• _Given records_
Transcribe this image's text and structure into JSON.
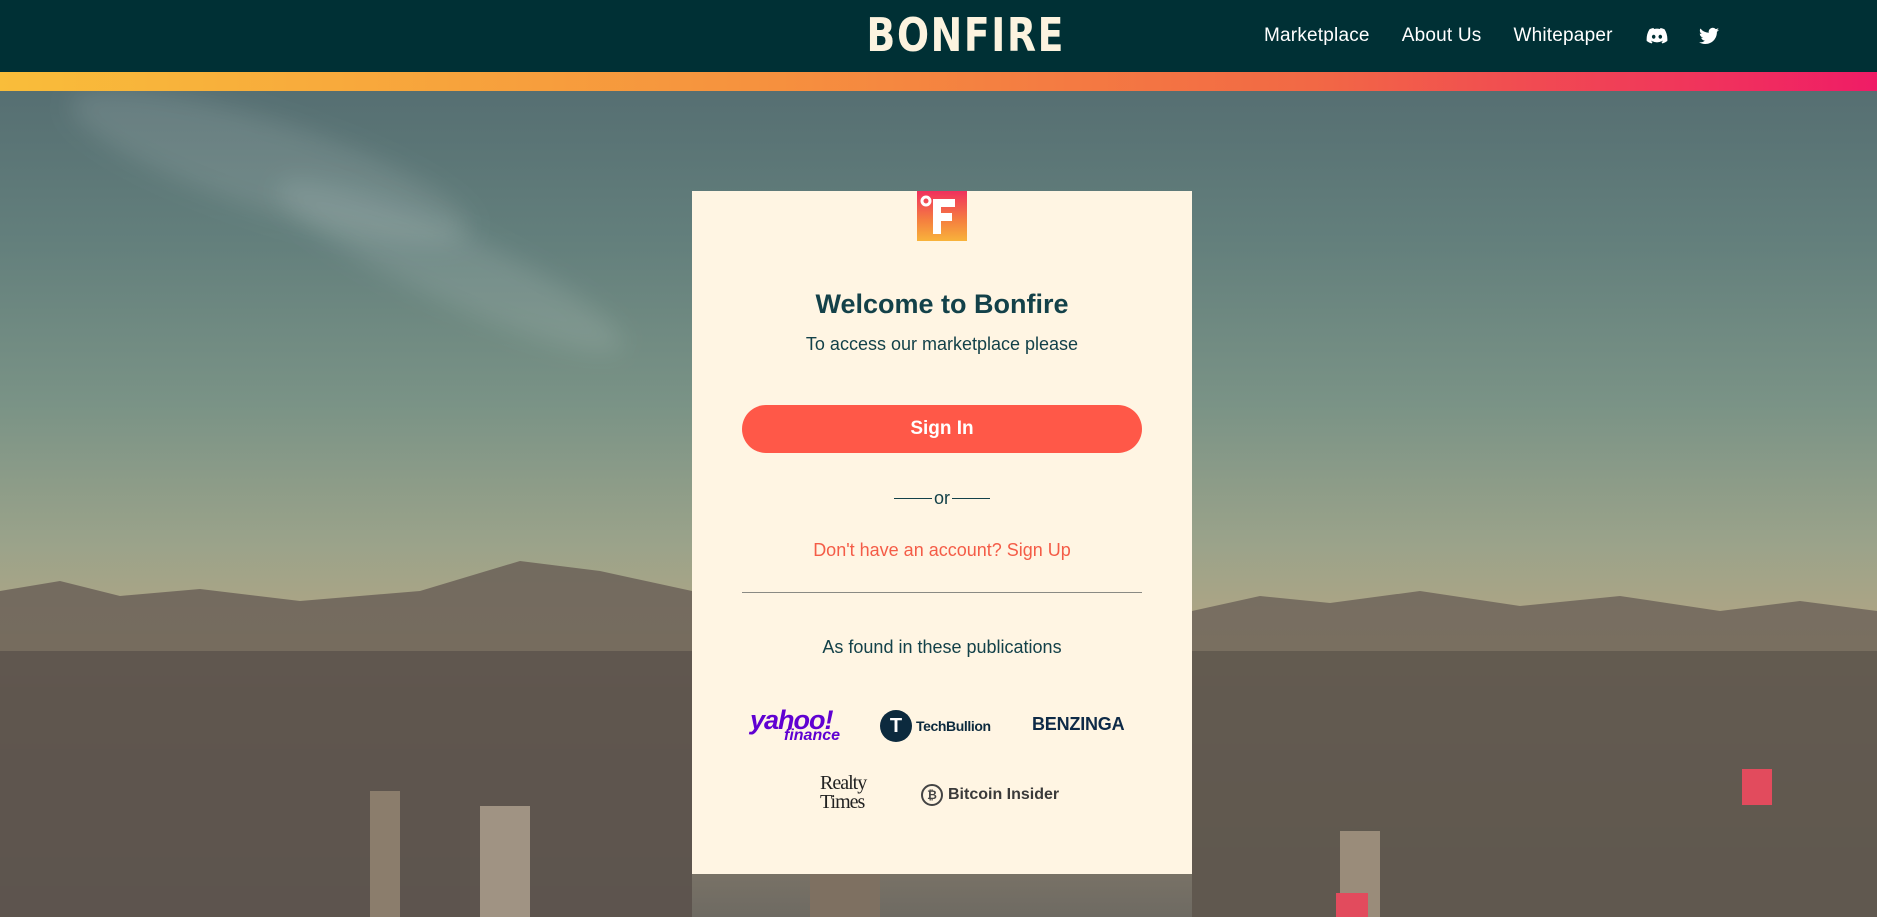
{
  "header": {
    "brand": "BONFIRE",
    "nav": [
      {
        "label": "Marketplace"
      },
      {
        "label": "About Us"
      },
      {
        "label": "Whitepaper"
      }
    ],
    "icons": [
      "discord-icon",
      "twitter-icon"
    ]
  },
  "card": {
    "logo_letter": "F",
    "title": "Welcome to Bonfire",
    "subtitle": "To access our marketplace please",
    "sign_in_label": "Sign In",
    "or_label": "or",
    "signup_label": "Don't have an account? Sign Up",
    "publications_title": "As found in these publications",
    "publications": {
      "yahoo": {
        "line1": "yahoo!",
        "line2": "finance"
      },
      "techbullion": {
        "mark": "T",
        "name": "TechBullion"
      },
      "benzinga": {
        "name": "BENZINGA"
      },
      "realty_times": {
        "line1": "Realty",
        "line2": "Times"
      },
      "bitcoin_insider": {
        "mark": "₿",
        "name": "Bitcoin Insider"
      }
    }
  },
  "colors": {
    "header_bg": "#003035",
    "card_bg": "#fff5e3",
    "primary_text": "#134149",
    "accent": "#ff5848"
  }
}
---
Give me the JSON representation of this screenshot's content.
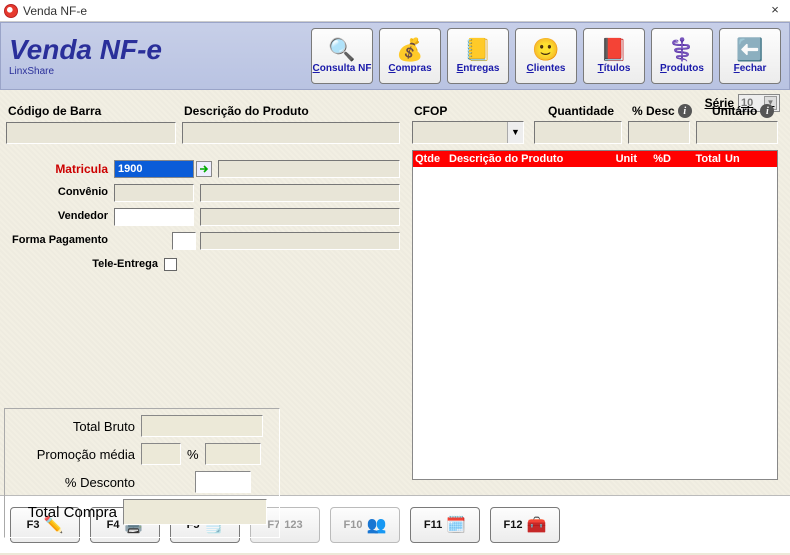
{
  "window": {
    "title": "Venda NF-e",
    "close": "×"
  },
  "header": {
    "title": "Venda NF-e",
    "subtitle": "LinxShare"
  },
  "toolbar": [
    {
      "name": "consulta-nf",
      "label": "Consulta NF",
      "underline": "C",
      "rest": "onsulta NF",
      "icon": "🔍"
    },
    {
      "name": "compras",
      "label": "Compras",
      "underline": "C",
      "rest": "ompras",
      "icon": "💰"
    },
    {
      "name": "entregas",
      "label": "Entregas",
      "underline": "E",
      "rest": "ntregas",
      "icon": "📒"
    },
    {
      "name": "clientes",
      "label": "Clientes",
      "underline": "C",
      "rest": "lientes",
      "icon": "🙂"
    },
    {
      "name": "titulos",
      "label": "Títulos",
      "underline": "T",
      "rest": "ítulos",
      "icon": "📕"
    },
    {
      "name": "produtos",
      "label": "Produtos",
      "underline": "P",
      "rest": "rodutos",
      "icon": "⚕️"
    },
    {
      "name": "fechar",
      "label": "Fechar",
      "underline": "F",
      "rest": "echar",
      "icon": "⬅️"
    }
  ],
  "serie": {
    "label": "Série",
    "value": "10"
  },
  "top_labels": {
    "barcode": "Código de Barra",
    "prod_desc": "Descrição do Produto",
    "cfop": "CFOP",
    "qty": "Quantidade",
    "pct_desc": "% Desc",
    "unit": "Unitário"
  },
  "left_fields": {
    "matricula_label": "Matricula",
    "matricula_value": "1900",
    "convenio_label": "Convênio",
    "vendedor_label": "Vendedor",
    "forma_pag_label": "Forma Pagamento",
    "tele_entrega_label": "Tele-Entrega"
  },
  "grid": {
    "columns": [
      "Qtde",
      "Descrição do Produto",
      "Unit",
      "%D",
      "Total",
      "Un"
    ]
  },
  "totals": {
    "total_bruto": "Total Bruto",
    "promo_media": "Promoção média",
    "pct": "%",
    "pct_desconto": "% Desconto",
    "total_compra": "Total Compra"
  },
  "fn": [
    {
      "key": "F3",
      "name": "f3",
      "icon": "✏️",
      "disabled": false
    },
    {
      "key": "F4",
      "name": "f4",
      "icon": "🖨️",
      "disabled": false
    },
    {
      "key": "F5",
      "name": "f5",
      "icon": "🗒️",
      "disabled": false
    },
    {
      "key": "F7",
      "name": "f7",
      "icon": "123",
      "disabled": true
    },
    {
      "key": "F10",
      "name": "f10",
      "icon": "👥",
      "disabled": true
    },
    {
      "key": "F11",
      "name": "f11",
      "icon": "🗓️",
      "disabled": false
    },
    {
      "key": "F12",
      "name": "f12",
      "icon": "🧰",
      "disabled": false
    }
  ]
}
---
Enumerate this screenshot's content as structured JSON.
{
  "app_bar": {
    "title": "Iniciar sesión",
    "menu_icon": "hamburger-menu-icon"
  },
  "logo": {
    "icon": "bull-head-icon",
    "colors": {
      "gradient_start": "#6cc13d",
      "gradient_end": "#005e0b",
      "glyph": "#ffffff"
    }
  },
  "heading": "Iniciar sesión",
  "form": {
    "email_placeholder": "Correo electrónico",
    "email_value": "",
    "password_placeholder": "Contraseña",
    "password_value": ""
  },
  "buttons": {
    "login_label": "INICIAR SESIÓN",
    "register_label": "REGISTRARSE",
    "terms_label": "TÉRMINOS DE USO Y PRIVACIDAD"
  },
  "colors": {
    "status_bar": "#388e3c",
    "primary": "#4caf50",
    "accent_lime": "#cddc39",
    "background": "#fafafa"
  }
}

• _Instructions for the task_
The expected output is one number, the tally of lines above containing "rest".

• _Solution_
7